The above is an affiliate link. If you click through and buy something- anything- from Amazon, they will give me a few cents. 

I received this book free in return for an unbiased review.

Neither of these things influenced my review. 

Monday, May 28, 2018

Mother American Night: My Life in Crazy Times, by John Perry Barlow, with Robert Greenfield. Crown Archetype, 2018





The recently deceased author had a really colorful life. He seems to have known everyone and done everything. Born to a cattle ranching family that was powerful in Wyoming politics, he went to school with Bob Weir of the Grateful Dead, and later went on to write lyrics for the band. He mentored JFK Jr., and was campaign manager for Dick Cheney. Yes, he was an acid loving, alcoholic, Republican. The cognitive dissonance is still rippling in my head. Later he became a computer hacker and cofounded the Electronic Freedom Foundation, well as writing a book that was basically an ad for Steve Jobs and Apple. He hung at Andy Warhol’s Factory and dated the Dalai Llama’s sister. I’d have thought it was all bullshit, but the people involved say his life really was like that.

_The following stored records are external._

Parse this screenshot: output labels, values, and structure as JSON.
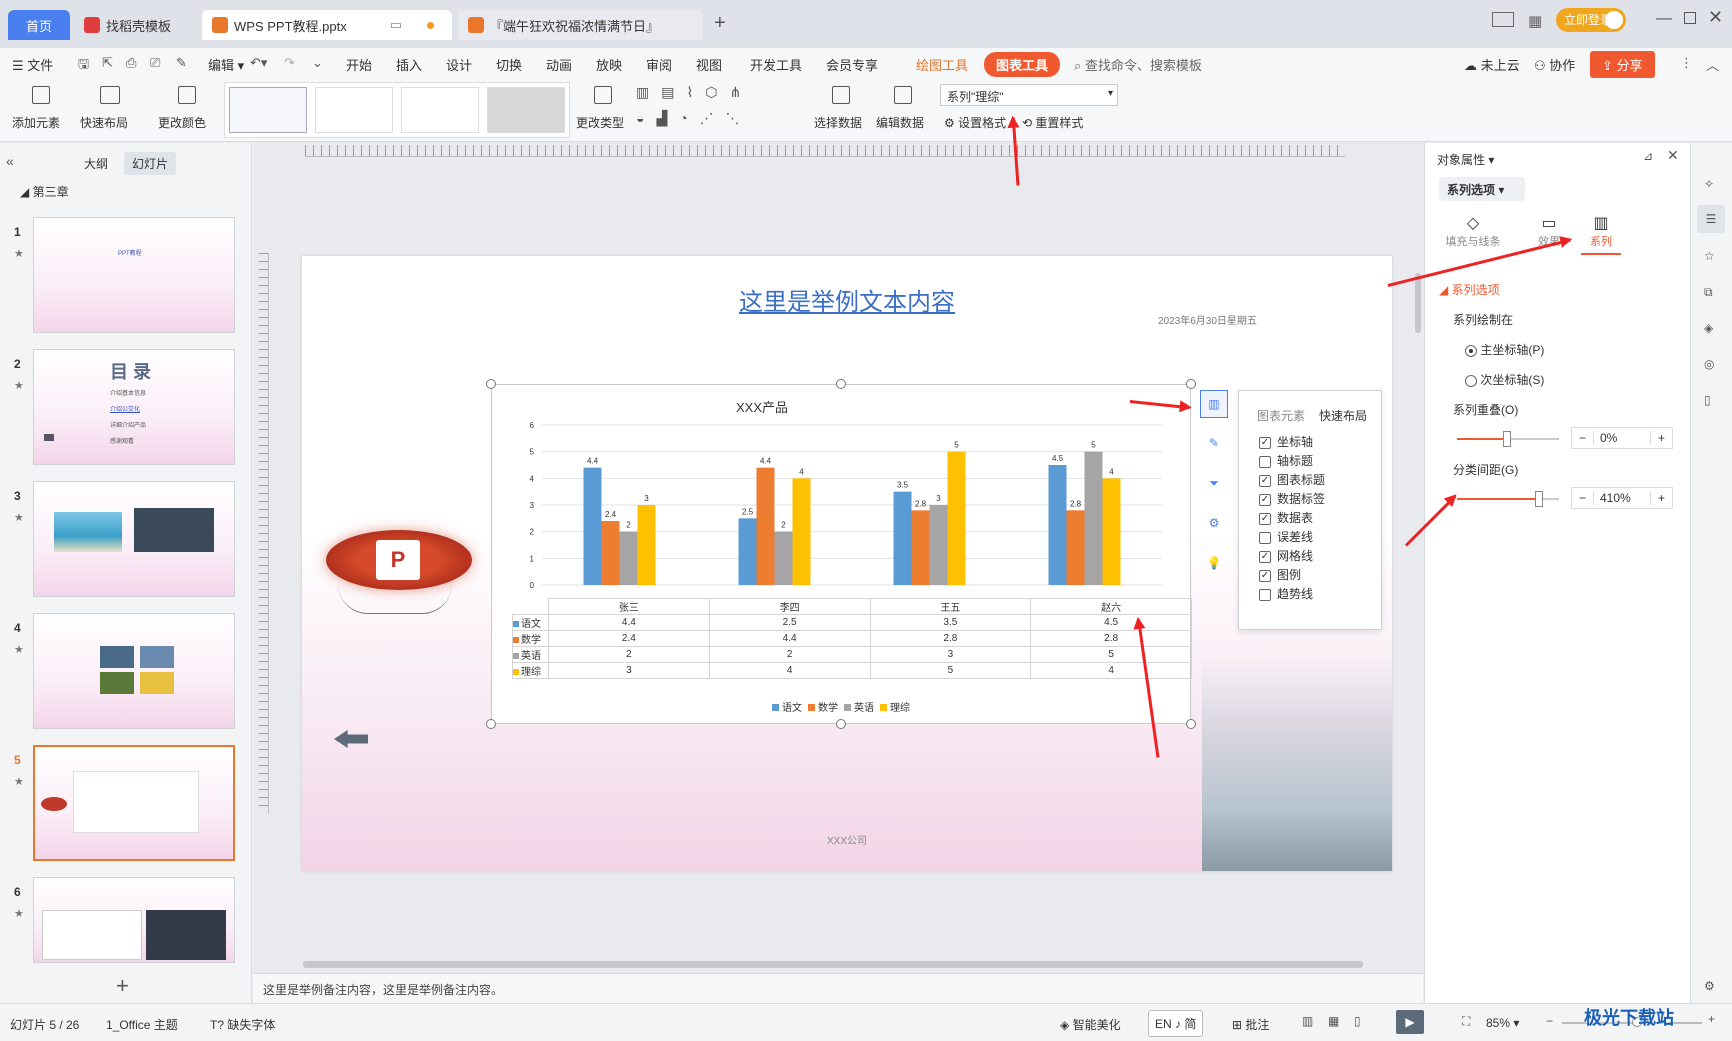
{
  "tabs": [
    {
      "label": "首页"
    },
    {
      "label": "找稻壳模板"
    },
    {
      "label": "WPS PPT教程.pptx"
    },
    {
      "label": "『端午狂欢祝福浓情满节日』"
    }
  ],
  "login_label": "立即登录",
  "menu": {
    "file": "文件",
    "items": [
      "编辑",
      "开始",
      "插入",
      "设计",
      "切换",
      "动画",
      "放映",
      "审阅",
      "视图",
      "开发工具",
      "会员专享"
    ],
    "draw_tools": "绘图工具",
    "chart_tools": "图表工具",
    "search_placeholder": "查找命令、搜索模板",
    "cloud": "未上云",
    "collab": "协作",
    "share": "分享"
  },
  "ribbon": {
    "add_element": "添加元素",
    "quick_layout": "快速布局",
    "change_color": "更改颜色",
    "change_type": "更改类型",
    "select_data": "选择数据",
    "edit_data": "编辑数据",
    "series_select": "系列\"理综\"",
    "set_format": "设置格式",
    "reset_style": "重置样式"
  },
  "left": {
    "outline": "大纲",
    "slides": "幻灯片",
    "chapter": "第三章",
    "slide_numbers": [
      "1",
      "2",
      "3",
      "4",
      "5",
      "6"
    ],
    "s1_title": "PPT教程",
    "s2_title": "目 录",
    "s2_items": [
      "介绍基本信息",
      "介绍公交化",
      "详细介绍产品",
      "感谢观看"
    ]
  },
  "slide": {
    "title": "这里是举例文本内容",
    "date": "2023年6月30日星期五",
    "company": "XXX公司",
    "page": "5"
  },
  "chart_data": {
    "type": "bar",
    "title": "XXX产品",
    "categories": [
      "张三",
      "李四",
      "王五",
      "赵六"
    ],
    "series": [
      {
        "name": "语文",
        "values": [
          4.4,
          2.5,
          3.5,
          4.5
        ],
        "color": "#5b9bd5"
      },
      {
        "name": "数学",
        "values": [
          2.4,
          4.4,
          2.8,
          2.8
        ],
        "color": "#ed7d31"
      },
      {
        "name": "英语",
        "values": [
          2,
          2,
          3,
          5
        ],
        "color": "#a5a5a5"
      },
      {
        "name": "理综",
        "values": [
          3,
          4,
          5,
          4
        ],
        "color": "#ffc000"
      }
    ],
    "ylim": [
      0,
      6
    ],
    "yticks": [
      "0",
      "1",
      "2",
      "3",
      "4",
      "5",
      "6"
    ],
    "grid": true,
    "legend": "bottom"
  },
  "chart_elements": {
    "tab1": "图表元素",
    "tab2": "快速布局",
    "items": [
      {
        "label": "坐标轴",
        "checked": true
      },
      {
        "label": "轴标题",
        "checked": false
      },
      {
        "label": "图表标题",
        "checked": true
      },
      {
        "label": "数据标签",
        "checked": true
      },
      {
        "label": "数据表",
        "checked": true
      },
      {
        "label": "误差线",
        "checked": false
      },
      {
        "label": "网格线",
        "checked": true
      },
      {
        "label": "图例",
        "checked": true
      },
      {
        "label": "趋势线",
        "checked": false
      }
    ]
  },
  "panel": {
    "title": "对象属性",
    "dropdown": "系列选项",
    "tab_fill": "填充与线条",
    "tab_effect": "效果",
    "tab_series": "系列",
    "section": "系列选项",
    "plot_on": "系列绘制在",
    "primary_axis": "主坐标轴(P)",
    "secondary_axis": "次坐标轴(S)",
    "overlap_label": "系列重叠(O)",
    "overlap_value": "0%",
    "gap_label": "分类间距(G)",
    "gap_value": "410%"
  },
  "notes": "这里是举例备注内容，这里是举例备注内容。",
  "status": {
    "slide_info": "幻灯片 5 / 26",
    "theme": "1_Office 主题",
    "missing_font": "缺失字体",
    "beautify": "智能美化",
    "lang": "EN ♪ 简",
    "comment": "批注",
    "zoom": "85%"
  },
  "watermark": "极光下载站"
}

All was not sweetness and adventure. As I said, he was an alcoholic. He smoked three packs a day, was a coke dealer, cheated on women, and took off with a $5000 advance for a book he never wrote. He did some of the stupidest things with his health and safety; it’s a miracle he lived as long as he did. One thing his life never was, was dull. And he tells his story in short chapters, as if he was telling them over drinks. At least in the first half of the book; somewhere near the end he sort of … slows down. Given that he was in failing health, I suspect that he just ran out of energy for telling. The prose in the latter part of the book even has a different voice to it, as if the first part was Barlow telling it in full, while the co-author had to fill in a lot in the end. A truly amusing book- I figured I wouldn’t be impressed by the man, but I was. Four and a half stars.



The above is an affiliate link. If you click through and buy something- anything- from Amazon, they will give me a few cents. 

I received this book from the Amazon Vine program in return for an unbiased review. 

Neither of these things influenced my review.